Most of the lava flows near the plant are moving toward the ocean, but some is rolling toward the plant — and is as close as 656 feet away.
Authorities say they’re watching the flow with drones and are preparing for the worst-case scenario — the release of deadly hydrogen sulfide gas.
PSST: AI parenting
Are you worried about whether Alexa will replace parents? Is that even possible? Artificial intelligence is getting involved in parenting, and in the second episode of our new podcast The News, you can hear an intelligent discussion about the implications of this. Spoiler alert: They’re huge.
Trump revealed why he continues to attack the “fake news” media
Remember when Lesley Stahl nabbed the first interview with Donald Trump for 60 Minutes after the 2016 election? (God, we’ve aged decades since, haven’t we?)
Stahl revealed that the then-newly elected president explained to her — off camera — the reason behind his continued attacks on the press, and why he berates reporters: “I do it to discredit you all and demean you all so when you write negative stories about me, no one will believe you.”
Two stories about Amazon and technology overreach
First of all: Amazon is now kicking out chronic returners. The online retail giant might ban you if you send back too many purchases. Amazon has attracted customers in part because of its easy returns — but the company says it takes action when it feels a shopper is abusing the policy. Unfortunately, customers don't always feel they've been treated fairly.
The second story: Amazon’s facial recognition technology is being used by police, and people are worried. The technology is powerful — Amazon bragged about its ability to search in real time, recognize celebrities, and analyze movements to tell whether someone was exiting or entering a building.
The American Civil Liberties Union called on Amazon to stop pitching the image recognition tech to law enforcement agencies so they can better surveil citizens.

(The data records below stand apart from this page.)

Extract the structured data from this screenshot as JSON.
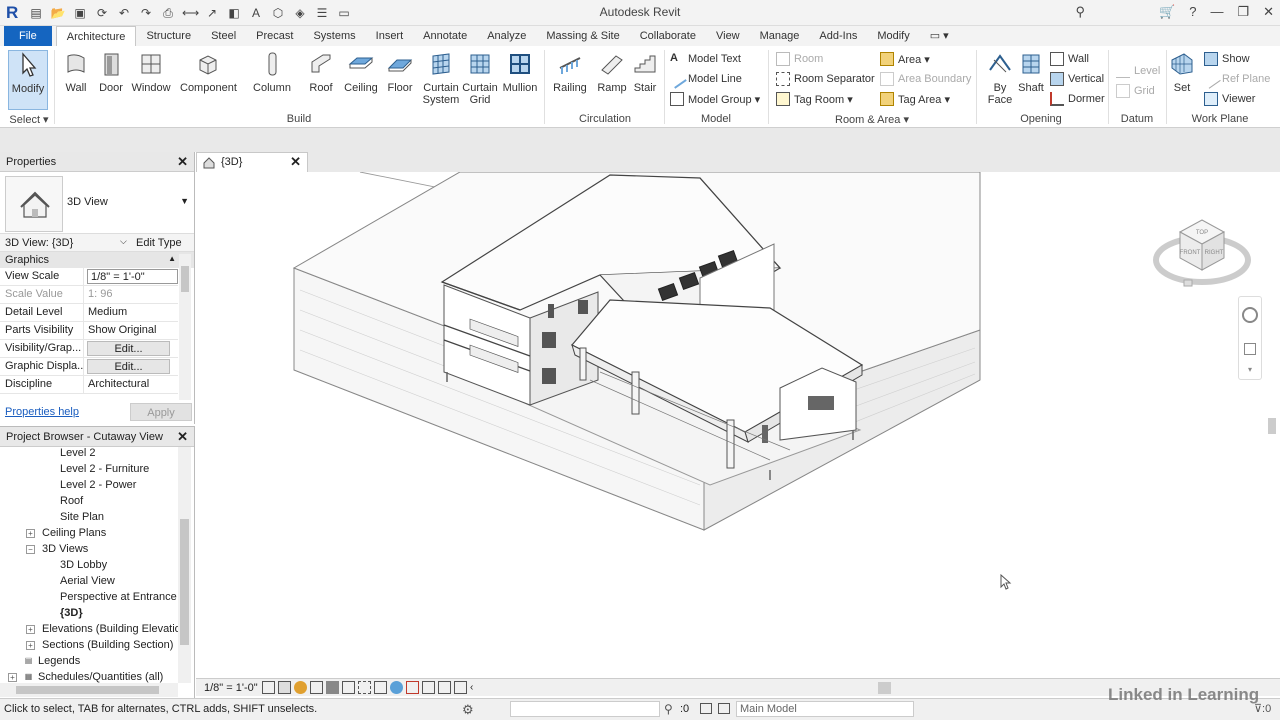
{
  "app": {
    "title": "Autodesk Revit"
  },
  "tabs": [
    "File",
    "Architecture",
    "Structure",
    "Steel",
    "Precast",
    "Systems",
    "Insert",
    "Annotate",
    "Analyze",
    "Massing & Site",
    "Collaborate",
    "View",
    "Manage",
    "Add-Ins",
    "Modify"
  ],
  "ribbon": {
    "select": {
      "modify": "Modify",
      "group": "Select ▾"
    },
    "build": {
      "wall": "Wall",
      "door": "Door",
      "window": "Window",
      "component": "Component",
      "column": "Column",
      "roof": "Roof",
      "ceiling": "Ceiling",
      "floor": "Floor",
      "curtain_system_1": "Curtain",
      "curtain_system_2": "System",
      "curtain_grid_1": "Curtain",
      "curtain_grid_2": "Grid",
      "mullion": "Mullion",
      "group": "Build"
    },
    "circulation": {
      "railing": "Railing",
      "ramp": "Ramp",
      "stair": "Stair",
      "group": "Circulation"
    },
    "model": {
      "text": "Model  Text",
      "line": "Model  Line",
      "group_btn": "Model  Group ▾",
      "group": "Model"
    },
    "room_area": {
      "room": "Room",
      "separator": "Room  Separator",
      "tag_room": "Tag  Room ▾",
      "area": "Area ▾",
      "area_boundary": "Area  Boundary",
      "tag_area": "Tag  Area ▾",
      "group": "Room & Area ▾"
    },
    "opening": {
      "by_face_1": "By",
      "by_face_2": "Face",
      "shaft": "Shaft",
      "wall": "Wall",
      "vertical": "Vertical",
      "dormer": "Dormer",
      "group": "Opening"
    },
    "datum": {
      "level": "Level",
      "grid": "Grid",
      "group": "Datum"
    },
    "work_plane": {
      "set": "Set",
      "show": "Show",
      "ref_plane": "Ref  Plane",
      "viewer": "Viewer",
      "group": "Work Plane"
    }
  },
  "properties": {
    "title": "Properties",
    "type_name": "3D View",
    "instance": "3D View: {3D}",
    "edit_type": "Edit Type",
    "section": "Graphics",
    "rows": [
      {
        "key": "View Scale",
        "value": "1/8\" = 1'-0\""
      },
      {
        "key": "Scale Value",
        "value": "1:  96"
      },
      {
        "key": "Detail Level",
        "value": "Medium"
      },
      {
        "key": "Parts Visibility",
        "value": "Show Original"
      },
      {
        "key": "Visibility/Grap...",
        "value": "Edit..."
      },
      {
        "key": "Graphic Displa...",
        "value": "Edit..."
      },
      {
        "key": "Discipline",
        "value": "Architectural"
      }
    ],
    "help": "Properties help",
    "apply": "Apply"
  },
  "browser": {
    "title": "Project Browser - Cutaway View",
    "items": [
      "Level 2",
      "Level 2 - Furniture",
      "Level 2 - Power",
      "Roof",
      "Site Plan",
      "Ceiling Plans",
      "3D Views",
      "3D Lobby",
      "Aerial View",
      "Perspective at Entrance",
      "{3D}",
      "Elevations (Building Elevation",
      "Sections (Building Section)",
      "Legends",
      "Schedules/Quantities (all)"
    ]
  },
  "view": {
    "tab": "{3D}",
    "scale": "1/8\" = 1'-0\""
  },
  "status": {
    "message": "Click to select, TAB for alternates, CTRL adds, SHIFT unselects.",
    "zero": ":0",
    "model": "Main Model",
    "brand": "Linked in Learning"
  },
  "viewcube": {
    "top": "TOP",
    "front": "FRONT",
    "right": "RIGHT"
  },
  "colors": {
    "accent": "#1565c0",
    "active": "#cfe3f7"
  }
}
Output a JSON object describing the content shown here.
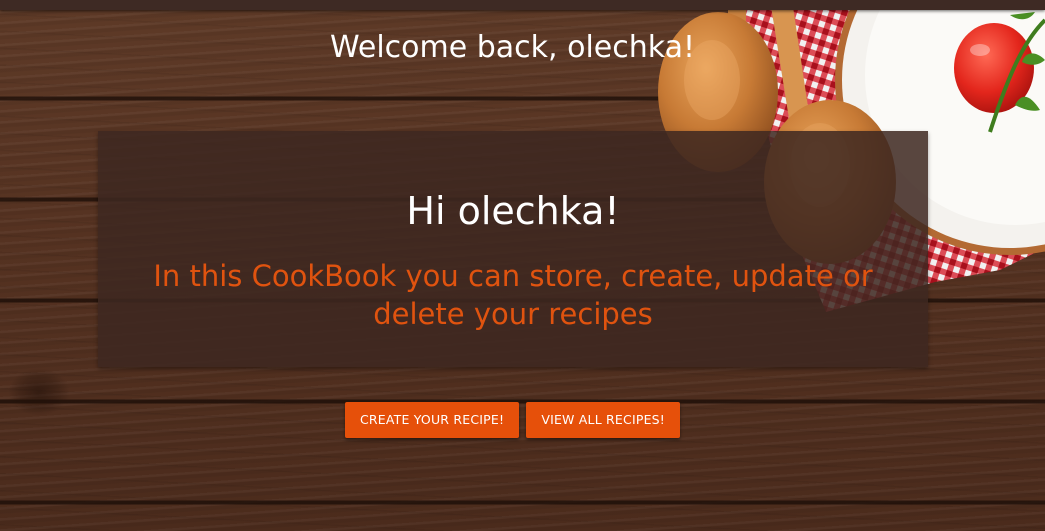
{
  "header": {
    "welcome": "Welcome back, olechka!"
  },
  "card": {
    "greeting": "Hi olechka!",
    "description": "In this CookBook you can store, create, update or delete your recipes"
  },
  "actions": {
    "create_label": "CREATE YOUR RECIPE!",
    "view_all_label": "VIEW ALL RECIPES!"
  },
  "colors": {
    "accent": "#e6500a",
    "card_background": "#3e2821",
    "top_bar": "#3e2a24",
    "description_text": "#e0530f"
  },
  "decorations": [
    "wood-background",
    "tablecloth",
    "plate-icon",
    "wooden-spoon-icon",
    "tomato-icon"
  ]
}
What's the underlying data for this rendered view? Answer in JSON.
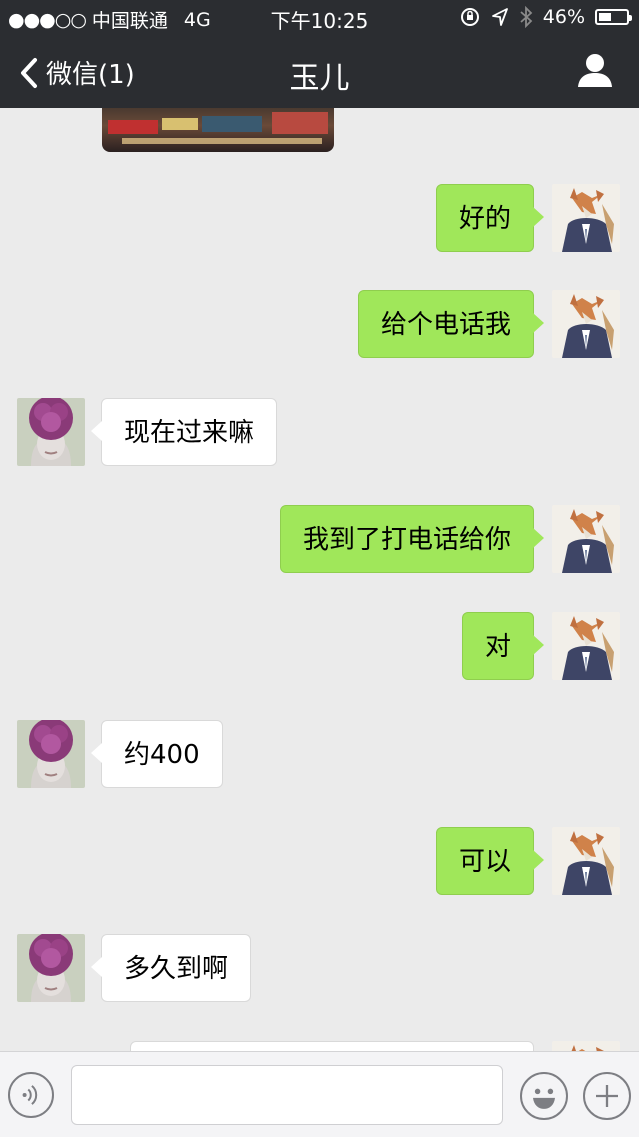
{
  "status_bar": {
    "signal_dots": "●●●○○",
    "carrier": "中国联通",
    "network": "4G",
    "time": "下午10:25",
    "battery_text": "46%",
    "battery_level": 0.46
  },
  "nav": {
    "back_label": "微信(1)",
    "title": "玉儿"
  },
  "messages": [
    {
      "from": "me",
      "text": "好的"
    },
    {
      "from": "me",
      "text": "给个电话我"
    },
    {
      "from": "them",
      "text": "现在过来嘛"
    },
    {
      "from": "me",
      "text": "我到了打电话给你"
    },
    {
      "from": "me",
      "text": "对"
    },
    {
      "from": "them",
      "text": "约400"
    },
    {
      "from": "me",
      "text": "可以"
    },
    {
      "from": "them",
      "text": "多久到啊"
    },
    {
      "from": "me",
      "text": ""
    }
  ],
  "input": {
    "text_value": ""
  },
  "colors": {
    "my_bubble": "#a0e75a",
    "their_bubble": "#ffffff",
    "background": "#ebebeb",
    "header": "#2b2d31"
  },
  "icons": [
    "chevron-left-icon",
    "profile-icon",
    "voice-icon",
    "emoji-icon",
    "plus-icon",
    "lock-rotation-icon",
    "location-arrow-icon",
    "bluetooth-icon",
    "battery-icon"
  ]
}
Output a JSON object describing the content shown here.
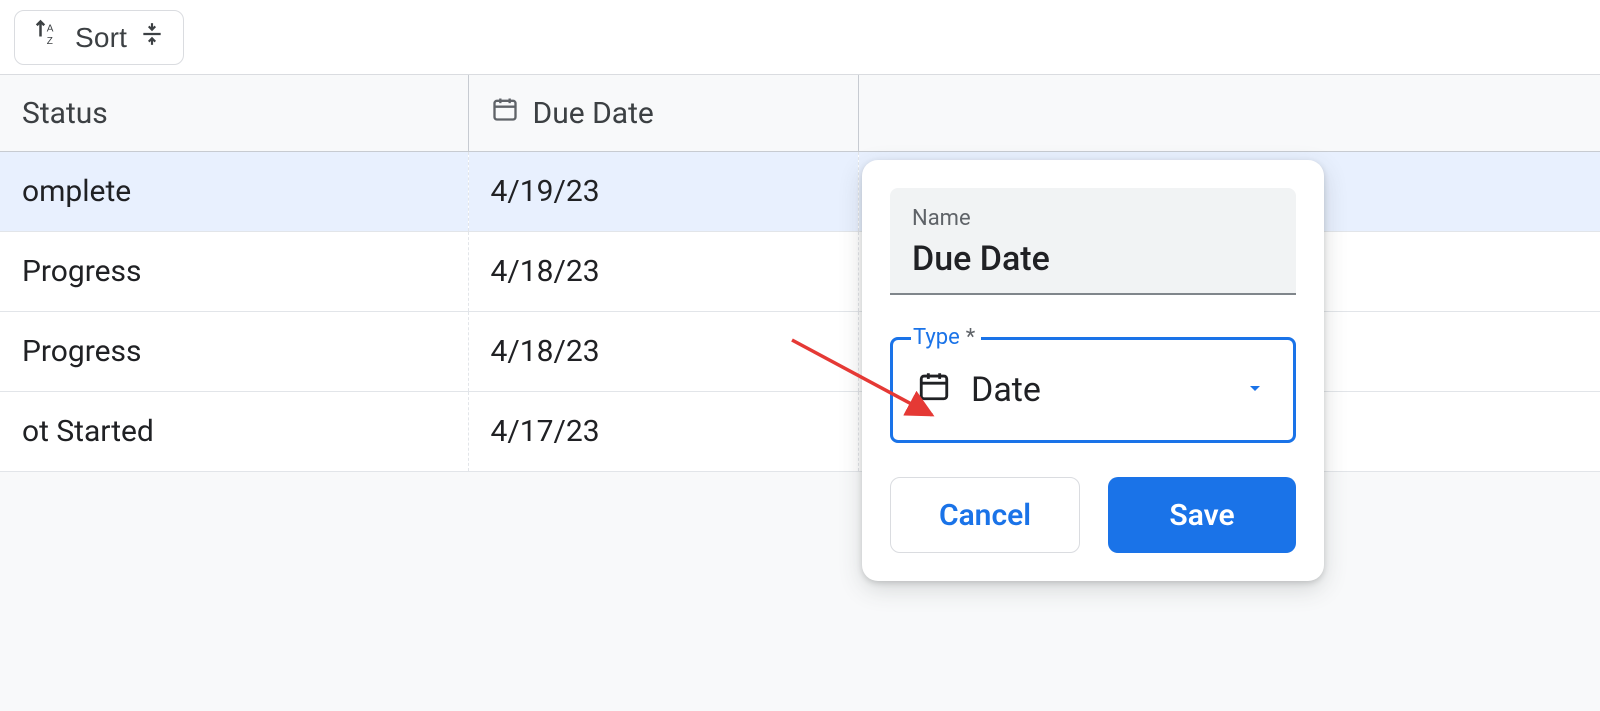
{
  "toolbar": {
    "sort_label": "Sort"
  },
  "columns": {
    "status": "Status",
    "due_date": "Due Date"
  },
  "rows": [
    {
      "status": "omplete",
      "due": "4/19/23",
      "selected": true
    },
    {
      "status": "Progress",
      "due": "4/18/23",
      "selected": false
    },
    {
      "status": "Progress",
      "due": "4/18/23",
      "selected": false
    },
    {
      "status": "ot Started",
      "due": "4/17/23",
      "selected": false
    }
  ],
  "popup": {
    "name_label": "Name",
    "name_value": "Due Date",
    "type_label": "Type",
    "type_required_mark": "*",
    "type_value": "Date",
    "cancel_label": "Cancel",
    "save_label": "Save"
  }
}
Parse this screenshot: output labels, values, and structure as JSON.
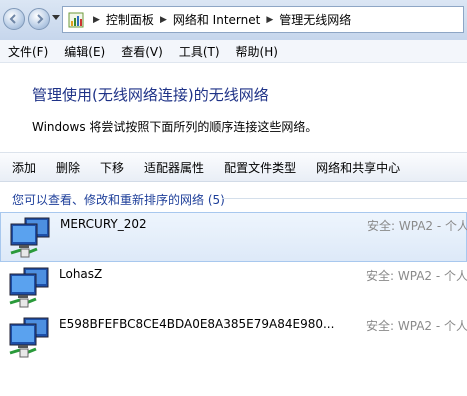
{
  "breadcrumb": [
    "控制面板",
    "网络和 Internet",
    "管理无线网络"
  ],
  "menu": [
    "文件(F)",
    "编辑(E)",
    "查看(V)",
    "工具(T)",
    "帮助(H)"
  ],
  "header": {
    "title": "管理使用(无线网络连接)的无线网络",
    "description": "Windows 将尝试按照下面所列的顺序连接这些网络。"
  },
  "toolbar": [
    "添加",
    "删除",
    "下移",
    "适配器属性",
    "配置文件类型",
    "网络和共享中心"
  ],
  "list": {
    "header": "您可以查看、修改和重新排序的网络 (5)",
    "networks": [
      {
        "ssid": "MERCURY_202",
        "security": "安全: WPA2 - 个人"
      },
      {
        "ssid": "LohasZ",
        "security": "安全: WPA2 - 个人"
      },
      {
        "ssid": "E598BFEFBC8CE4BDA0E8A385E79A84E980...",
        "security": "安全: WPA2 - 个人"
      }
    ]
  },
  "colors": {
    "title": "#1e3287",
    "list_header": "#1e3f9a",
    "security": "#8a8a8a",
    "selection": "#dde9f8"
  }
}
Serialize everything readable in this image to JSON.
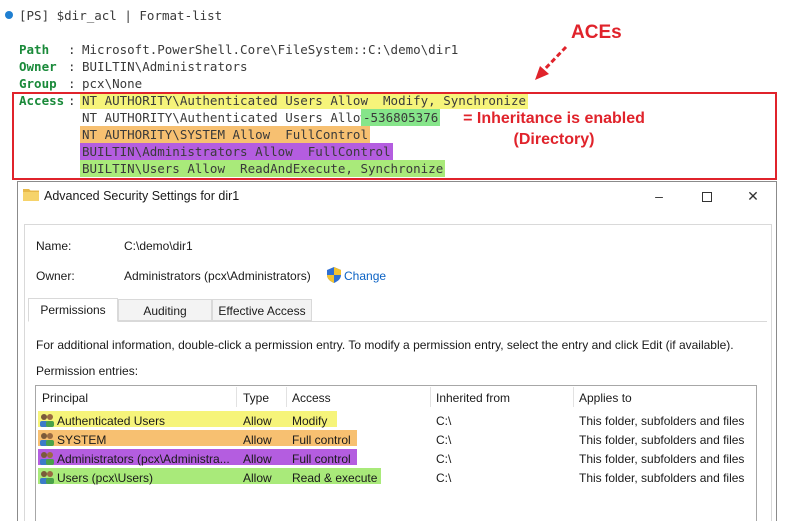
{
  "console": {
    "prompt": "[PS] $dir_acl | Format-list",
    "path_key": "Path",
    "path_value": "Microsoft.PowerShell.Core\\FileSystem::C:\\demo\\dir1",
    "owner_key": "Owner",
    "owner_value": "BUILTIN\\Administrators",
    "group_key": "Group",
    "group_value": "pcx\\None",
    "access_key": "Access",
    "aces": [
      "NT AUTHORITY\\Authenticated Users Allow  Modify, Synchronize",
      "NT AUTHORITY\\Authenticated Users Allow",
      "NT AUTHORITY\\SYSTEM Allow  FullControl",
      "BUILTIN\\Administrators Allow  FullControl",
      "BUILTIN\\Users Allow  ReadAndExecute, Synchronize"
    ],
    "inherit_flag_value": "-536805376"
  },
  "annotations": {
    "aces_label": "ACEs",
    "inheritance_line1": "= Inheritance is enabled",
    "inheritance_line2": "(Directory)",
    "color": "#e0232b"
  },
  "dialog": {
    "title": "Advanced Security Settings for dir1",
    "minimize_icon": "minimize-icon",
    "maximize_icon": "maximize-icon",
    "close_icon": "close-icon",
    "name_label": "Name:",
    "name_value": "C:\\demo\\dir1",
    "owner_label": "Owner:",
    "owner_value": "Administrators (pcx\\Administrators)",
    "change_link": "Change",
    "tabs": [
      "Permissions",
      "Auditing",
      "Effective Access"
    ],
    "info_text": "For additional information, double-click a permission entry. To modify a permission entry, select the entry and click Edit (if available).",
    "entries_label": "Permission entries:",
    "columns": [
      "Principal",
      "Type",
      "Access",
      "Inherited from",
      "Applies to"
    ],
    "rows": [
      {
        "principal": "Authenticated Users",
        "type": "Allow",
        "access": "Modify",
        "inherited": "C:\\",
        "applies": "This folder, subfolders and files",
        "highlight": "#f6f47a"
      },
      {
        "principal": "SYSTEM",
        "type": "Allow",
        "access": "Full control",
        "inherited": "C:\\",
        "applies": "This folder, subfolders and files",
        "highlight": "#f7c071"
      },
      {
        "principal": "Administrators (pcx\\Administra...",
        "type": "Allow",
        "access": "Full control",
        "inherited": "C:\\",
        "applies": "This folder, subfolders and files",
        "highlight": "#b45de0"
      },
      {
        "principal": "Users (pcx\\Users)",
        "type": "Allow",
        "access": "Read & execute",
        "inherited": "C:\\",
        "applies": "This folder, subfolders and files",
        "highlight": "#a9ea7a"
      }
    ]
  }
}
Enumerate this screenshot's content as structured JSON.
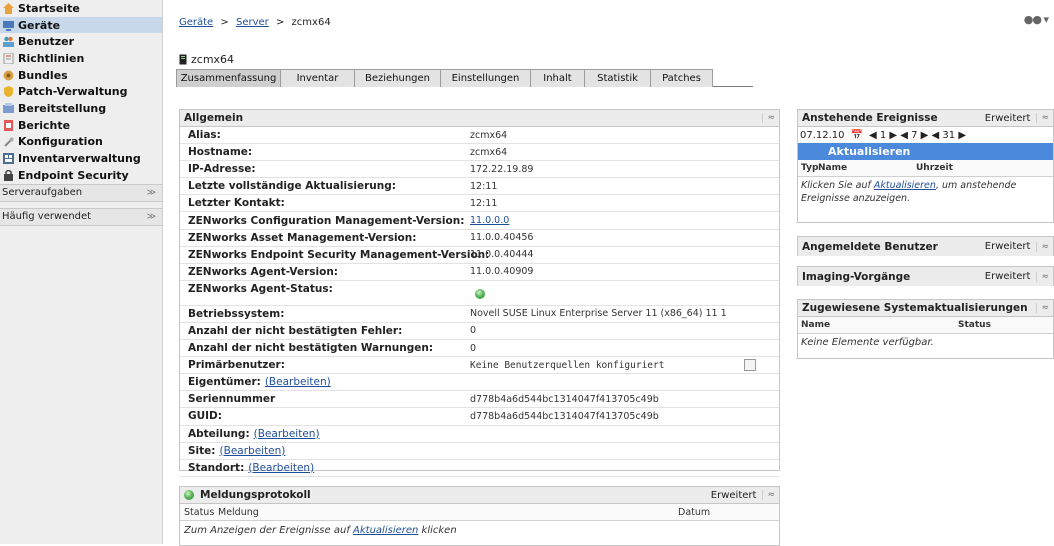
{
  "sidebar": {
    "items": [
      {
        "label": "Startseite",
        "icon": "home-icon"
      },
      {
        "label": "Geräte",
        "icon": "devices-icon",
        "selected": true
      },
      {
        "label": "Benutzer",
        "icon": "users-icon"
      },
      {
        "label": "Richtlinien",
        "icon": "policies-icon"
      },
      {
        "label": "Bundles",
        "icon": "bundles-icon"
      },
      {
        "label": "Patch-Verwaltung",
        "icon": "patch-icon"
      },
      {
        "label": "Bereitstellung",
        "icon": "deployment-icon"
      },
      {
        "label": "Berichte",
        "icon": "reports-icon"
      },
      {
        "label": "Konfiguration",
        "icon": "configuration-icon"
      },
      {
        "label": "Inventarverwaltung",
        "icon": "inventory-icon"
      },
      {
        "label": "Endpoint Security",
        "icon": "security-icon"
      }
    ],
    "sections": [
      {
        "label": "Serveraufgaben"
      },
      {
        "label": "Häufig verwendet"
      }
    ]
  },
  "breadcrumb": {
    "root": "Geräte",
    "mid": "Server",
    "current": "zcmx64",
    "sep": ">"
  },
  "device": {
    "name": "zcmx64"
  },
  "tabs": [
    "Zusammenfassung",
    "Inventar",
    "Beziehungen",
    "Einstellungen",
    "Inhalt",
    "Statistik",
    "Patches"
  ],
  "general": {
    "title": "Allgemein",
    "rows": [
      {
        "label": "Alias:",
        "value": "zcmx64"
      },
      {
        "label": "Hostname:",
        "value": "zcmx64"
      },
      {
        "label": "IP-Adresse:",
        "value": "172.22.19.89"
      },
      {
        "label": "Letzte vollständige Aktualisierung:",
        "value": "12:11"
      },
      {
        "label": "Letzter Kontakt:",
        "value": "12:11"
      },
      {
        "label": "ZENworks Configuration Management-Version:",
        "value": "11.0.0.0"
      },
      {
        "label": "ZENworks Asset Management-Version:",
        "value": "11.0.0.40456"
      },
      {
        "label": "ZENworks Endpoint Security Management-Version:",
        "value": "11.0.0.40444"
      },
      {
        "label": "ZENworks Agent-Version:",
        "value": "11.0.0.40909"
      },
      {
        "label": "ZENworks Agent-Status:",
        "value": ""
      },
      {
        "label": "Betriebssystem:",
        "value": "Novell SUSE Linux Enterprise Server 11 (x86_64) 11 1"
      },
      {
        "label": "Anzahl der nicht bestätigten Fehler:",
        "value": "0"
      },
      {
        "label": "Anzahl der nicht bestätigten Warnungen:",
        "value": "0"
      },
      {
        "label": "Primärbenutzer:",
        "value": "Keine Benutzerquellen konfiguriert"
      },
      {
        "label": "Eigentümer:",
        "value": ""
      },
      {
        "label": "Seriennummer",
        "value": "d778b4a6d544bc1314047f413705c49b"
      },
      {
        "label": "GUID:",
        "value": "d778b4a6d544bc1314047f413705c49b"
      },
      {
        "label": "Abteilung:",
        "value": ""
      },
      {
        "label": "Site:",
        "value": ""
      },
      {
        "label": "Standort:",
        "value": ""
      }
    ],
    "edit_link": "(Bearbeiten)"
  },
  "msglog": {
    "title": "Meldungsprotokoll",
    "advanced": "Erweitert",
    "col_status": "Status",
    "col_message": "Meldung",
    "col_date": "Datum",
    "note_pre": "Zum Anzeigen der Ereignisse auf",
    "note_link": "Aktualisieren",
    "note_post": "klicken"
  },
  "pending": {
    "title": "Anstehende Ereignisse",
    "advanced": "Erweitert",
    "date": "07.12.10",
    "nav": "◀ 1 ▶ ◀ 7 ▶ ◀ 31 ▶",
    "refresh": "Aktualisieren",
    "col_type": "Typ",
    "col_name": "Name",
    "col_time": "Uhrzeit",
    "note_pre": "Klicken Sie auf",
    "note_link": "Aktualisieren",
    "note_post": ", um anstehende Ereignisse anzuzeigen."
  },
  "logged_users": {
    "title": "Angemeldete Benutzer",
    "advanced": "Erweitert"
  },
  "imaging": {
    "title": "Imaging-Vorgänge",
    "advanced": "Erweitert"
  },
  "sysupdates": {
    "title": "Zugewiesene Systemaktualisierungen",
    "col_name": "Name",
    "col_status": "Status",
    "empty": "Keine Elemente verfügbar."
  },
  "colors": {
    "accent": "#4a89dc",
    "selected_nav": "#c7d8ea",
    "status_ok": "#5cb85c"
  }
}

A minor note: I know, I know, the future is unpredictable and raises questions that must be answered, but the technology was used by Sky News to identify guests arriving for the royal wedding, which is weird but also...cool? I mean, look:
This student graduated summa cum laude, but Publix wouldn’t write “cum” on a cake because y’all are dirty
First of all, “cum” is Latin for “with.” “Summa cum laude” means “with the highest distinction.” Quit giggling. We’re all adults.
Bright young man Jacob Kocsinski, 18, graduated from a home-schooling program with an amazing 4.79 GPA, aka graduated summa cum laude, aka with the highest distinction.
When his mother went to order his graduation cake from Publix, the online system literally wouldn’t let her put the word “cum” on the cake, because we can’t have nice things. She wrote “Summa --- laude,” and then left a special note explaining the censorship.
This is the cake she got back. I think I laughed for five minutes straight. The internet certainly can’t stop laughing.